» **Records provided**:
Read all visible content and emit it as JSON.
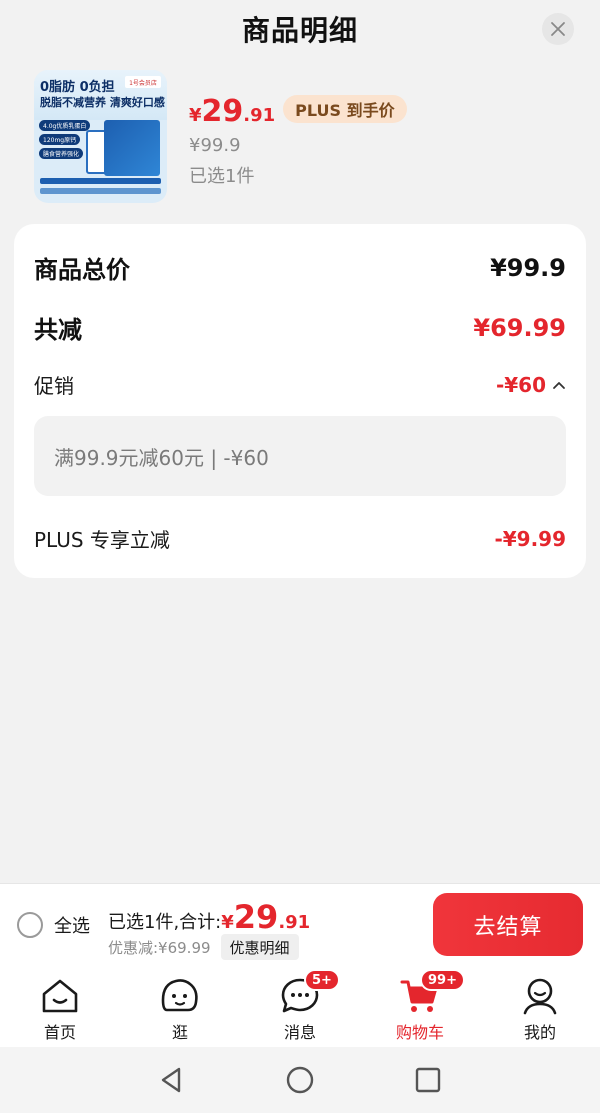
{
  "header": {
    "title": "商品明细"
  },
  "product": {
    "thumb_line1": "0脂肪 0负担",
    "thumb_line2": "脱脂不减营养 清爽好口感",
    "thumb_chip1": "4.0g优质乳蛋白",
    "thumb_chip2": "120mg原钙",
    "thumb_chip3": "膳食营养强化",
    "thumb_logo": "1号会员店",
    "price_symbol": "¥",
    "price_int": "29",
    "price_dec": ".91",
    "plus_tag": "PLUS 到手价",
    "original_price": "¥99.9",
    "selected_count": "已选1件"
  },
  "details": {
    "total_label": "商品总价",
    "total_value": "¥99.9",
    "reduce_label": "共减",
    "reduce_value": "¥69.99",
    "promo_label": "促销",
    "promo_value": "-¥60",
    "promo_detail": "满99.9元减60元 | -¥60",
    "plus_label": "PLUS 专享立减",
    "plus_value": "-¥9.99"
  },
  "checkout": {
    "select_all": "全选",
    "total_label": "已选1件,合计:",
    "price_symbol": "¥",
    "price_int": "29",
    "price_dec": ".91",
    "discount_text": "优惠减:¥69.99",
    "discount_detail_btn": "优惠明细",
    "checkout_btn": "去结算"
  },
  "tabs": [
    {
      "label": "首页",
      "icon": "home-icon"
    },
    {
      "label": "逛",
      "icon": "explore-icon"
    },
    {
      "label": "消息",
      "icon": "message-icon",
      "badge": "5+"
    },
    {
      "label": "购物车",
      "icon": "cart-icon",
      "badge": "99+",
      "active": true
    },
    {
      "label": "我的",
      "icon": "profile-icon"
    }
  ],
  "colors": {
    "accent": "#e4262d",
    "plus_tag_bg": "#fbe3cf"
  }
}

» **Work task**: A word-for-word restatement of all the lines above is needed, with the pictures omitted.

» **Response**:
Read all visible content and emit it as JSON.
{
  "header": {
    "title": "商品明细"
  },
  "product": {
    "thumb_line1": "0脂肪 0负担",
    "thumb_line2": "脱脂不减营养 清爽好口感",
    "thumb_chip1": "4.0g优质乳蛋白",
    "thumb_chip2": "120mg原钙",
    "thumb_chip3": "膳食营养强化",
    "thumb_logo": "1号会员店",
    "price_symbol": "¥",
    "price_int": "29",
    "price_dec": ".91",
    "plus_tag": "PLUS 到手价",
    "original_price": "¥99.9",
    "selected_count": "已选1件"
  },
  "details": {
    "total_label": "商品总价",
    "total_value": "¥99.9",
    "reduce_label": "共减",
    "reduce_value": "¥69.99",
    "promo_label": "促销",
    "promo_value": "-¥60",
    "promo_detail": "满99.9元减60元 | -¥60",
    "plus_label": "PLUS 专享立减",
    "plus_value": "-¥9.99"
  },
  "checkout": {
    "select_all": "全选",
    "total_label": "已选1件,合计:",
    "price_symbol": "¥",
    "price_int": "29",
    "price_dec": ".91",
    "discount_text": "优惠减:¥69.99",
    "discount_detail_btn": "优惠明细",
    "checkout_btn": "去结算"
  },
  "tabs": [
    {
      "label": "首页",
      "icon": "home-icon"
    },
    {
      "label": "逛",
      "icon": "explore-icon"
    },
    {
      "label": "消息",
      "icon": "message-icon",
      "badge": "5+"
    },
    {
      "label": "购物车",
      "icon": "cart-icon",
      "badge": "99+",
      "active": true
    },
    {
      "label": "我的",
      "icon": "profile-icon"
    }
  ],
  "colors": {
    "accent": "#e4262d",
    "plus_tag_bg": "#fbe3cf"
  }
}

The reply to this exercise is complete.